Non-adherence is common among women using postmenopausal osteoporosis (PMO) medications. We describe the association between treatment satisfaction, measured with the Treatment Satisfaction Questionnaire for Medication (TSQM), and the risk of discontinuation/switching PMO medications using patient-reported data from a large, longitudinal cohort study.
Data from 2,405 participants in the Prospective Observational Scientific Study Investigating Bone Loss Experience (POSSIBLE US™) Study were evaluated. Cox proportional hazards regression was used to estimate hazard ratios (HR) for the association between treatment satisfaction at study entry and self-reported discontinuation/switching of pharmacologic PMO medications over a 1-year follow-up period. Logistic regression was used to evaluate relationships between treatment satisfaction, lifestyle behaviors, and compliance with bisphosphonate dosing instructions.
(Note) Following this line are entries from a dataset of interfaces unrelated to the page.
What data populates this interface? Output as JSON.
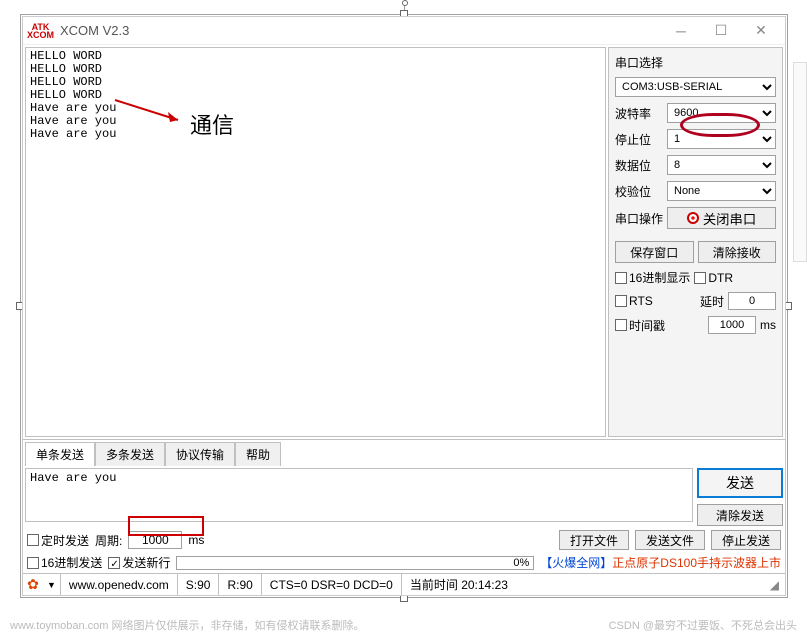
{
  "window": {
    "title": "XCOM V2.3",
    "logo_top": "ATK",
    "logo_bot": "XCOM"
  },
  "recv_lines": "HELLO WORD\nHELLO WORD\nHELLO WORD\nHELLO WORD\nHave are you\nHave are you\nHave are you",
  "annotation": {
    "label": "通信"
  },
  "side": {
    "title": "串口选择",
    "port": "COM3:USB-SERIAL",
    "baud_label": "波特率",
    "baud": "9600",
    "stop_label": "停止位",
    "stop": "1",
    "data_label": "数据位",
    "data": "8",
    "parity_label": "校验位",
    "parity": "None",
    "op_label": "串口操作",
    "close_btn": "关闭串口",
    "save_win": "保存窗口",
    "clear_recv": "清除接收",
    "hex_show": "16进制显示",
    "dtr": "DTR",
    "rts": "RTS",
    "delay_label": "延时",
    "delay_val": "0",
    "timestamp": "时间戳",
    "ts_val": "1000",
    "ms1": "ms"
  },
  "tabs": {
    "t1": "单条发送",
    "t2": "多条发送",
    "t3": "协议传输",
    "t4": "帮助"
  },
  "send_text": "Have are you",
  "buttons": {
    "send": "发送",
    "clear_send": "清除发送"
  },
  "ctrl": {
    "timed": "定时发送",
    "period_label": "周期:",
    "period": "1000",
    "ms": "ms",
    "open_file": "打开文件",
    "send_file": "发送文件",
    "stop_send": "停止发送",
    "hex_send": "16进制发送",
    "newline": "发送新行",
    "progress": "0%"
  },
  "ad": {
    "prefix": "【火爆全网】",
    "text": "正点原子DS100手持示波器上市"
  },
  "status": {
    "url": "www.openedv.com",
    "s": "S:90",
    "r": "R:90",
    "cts": "CTS=0 DSR=0 DCD=0",
    "time_label": "当前时间",
    "time": "20:14:23"
  },
  "footer": {
    "left": "www.toymoban.com  网络图片仅供展示，非存储，如有侵权请联系删除。",
    "right": "CSDN @最穷不过要饭、不死总会出头"
  }
}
Median TSQM scores were highest (indicating greatest satisfaction) for the side effects domain [n = 1,182; median = 87.5 (Q1 = 75.0, Q3 = 100.0)] and lowest for global satisfaction [n = 2,340; median = 64.0 (Q1 = 55.7, Q3 = 77.7)]. Median scores decreased for the side effects and global satisfaction domains as patient-reported side effect severity increased. Women with higher satisfaction were less likely to discontinue/switch medications than women with lower scores (adjusted HRs for convenience 0.73, 95% CI = 0.63–0.85; effectiveness 0.82, 95% CI = 0.70–0.97; and global satisfaction 0.73, 95% CI = 0.63–0.85). Lower treatment satisfaction was particularly influential among women who reported moderate/severe side effects (HR = 0.60, 95% CI = 0.37–0.97).
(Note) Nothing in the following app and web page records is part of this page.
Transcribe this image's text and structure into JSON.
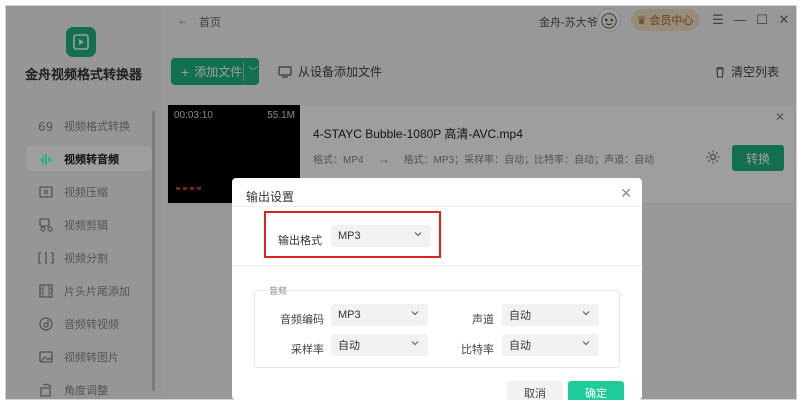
{
  "app": {
    "name": "金舟视频格式转换器"
  },
  "topbar": {
    "breadcrumb": "首页",
    "username": "金舟-苏大爷",
    "vip_label": "会员中心",
    "window_controls": {
      "menu": "☰",
      "minimize": "—",
      "maximize": "☐",
      "close": "✕"
    }
  },
  "sidebar": {
    "items": [
      {
        "label": "视频格式转换",
        "icon": "video-format-icon"
      },
      {
        "label": "视频转音频",
        "icon": "audio-wave-icon",
        "active": true
      },
      {
        "label": "视频压缩",
        "icon": "compress-icon"
      },
      {
        "label": "视频剪辑",
        "icon": "scissors-icon"
      },
      {
        "label": "视频分割",
        "icon": "split-icon"
      },
      {
        "label": "片头片尾添加",
        "icon": "film-icon"
      },
      {
        "label": "音频转视频",
        "icon": "music-disc-icon"
      },
      {
        "label": "视频转图片",
        "icon": "image-icon"
      },
      {
        "label": "角度调整",
        "icon": "rotate-icon"
      }
    ]
  },
  "toolbar": {
    "add_file": "添加文件",
    "from_device": "从设备添加文件",
    "clear_list": "清空列表"
  },
  "file": {
    "duration": "00:03:10",
    "size": "55.1M",
    "name": "4-STAYC Bubble-1080P 高清-AVC.mp4",
    "source_format": "格式：MP4",
    "arrow": "→",
    "target_format": "格式：MP3；采样率：自动；比特率：自动；声道：自动",
    "convert_label": "转换"
  },
  "dialog": {
    "title": "输出设置",
    "output_format_label": "输出格式",
    "output_format_value": "MP3",
    "audio_section": "音频",
    "fields": {
      "codec_label": "音频编码",
      "codec_value": "MP3",
      "channel_label": "声道",
      "channel_value": "自动",
      "sample_rate_label": "采样率",
      "sample_rate_value": "自动",
      "bitrate_label": "比特率",
      "bitrate_value": "自动"
    },
    "cancel": "取消",
    "ok": "确定"
  },
  "colors": {
    "accent": "#1fb384",
    "confirm": "#1fcc99",
    "highlight": "#e02020",
    "vip_bg": "#f4e3c6"
  }
}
Lower treatment satisfaction was associated with a 22% (1/0.82) to 67% (1/0.60) increased risk of discontinuation/switching osteoporosis medication during 1 year of follow-up.